» **TASK BRIEF**
After going through the data, give the number of lines that contain the word "Включить" as your sole answer.
-- RECORDS FOR THE TASK follows --
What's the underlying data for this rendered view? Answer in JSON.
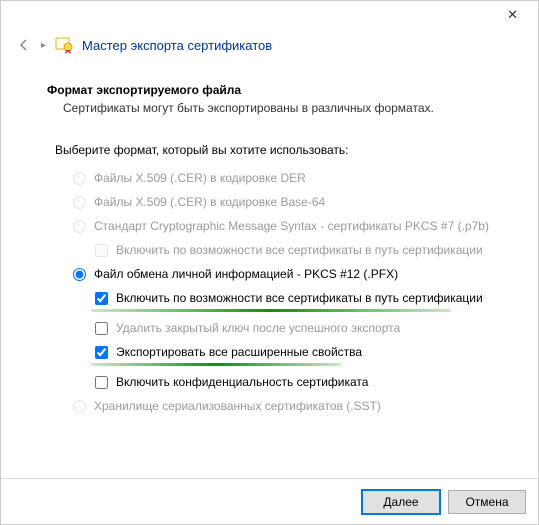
{
  "window": {
    "title": "Мастер экспорта сертификатов"
  },
  "section": {
    "heading": "Формат экспортируемого файла",
    "sub": "Сертификаты могут быть экспортированы в различных форматах."
  },
  "prompt": "Выберите формат, который вы хотите использовать:",
  "radios": {
    "der": "Файлы X.509 (.CER) в кодировке DER",
    "base64": "Файлы X.509 (.CER) в кодировке Base-64",
    "pkcs7": "Стандарт Cryptographic Message Syntax - сертификаты PKCS #7 (.p7b)",
    "pfx": "Файл обмена личной информацией - PKCS #12 (.PFX)",
    "sst": "Хранилище сериализованных сертификатов (.SST)"
  },
  "checks": {
    "pkcs7_chain": "Включить по возможности все сертификаты в путь сертификации",
    "pfx_chain": "Включить по возможности все сертификаты в путь сертификации",
    "pfx_delkey": "Удалить закрытый ключ после успешного экспорта",
    "pfx_ext": "Экспортировать все расширенные свойства",
    "pfx_priv": "Включить конфиденциальность сертификата"
  },
  "buttons": {
    "next": "Далее",
    "cancel": "Отмена"
  }
}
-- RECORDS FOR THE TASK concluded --
» **RESPONSE BELOW**
3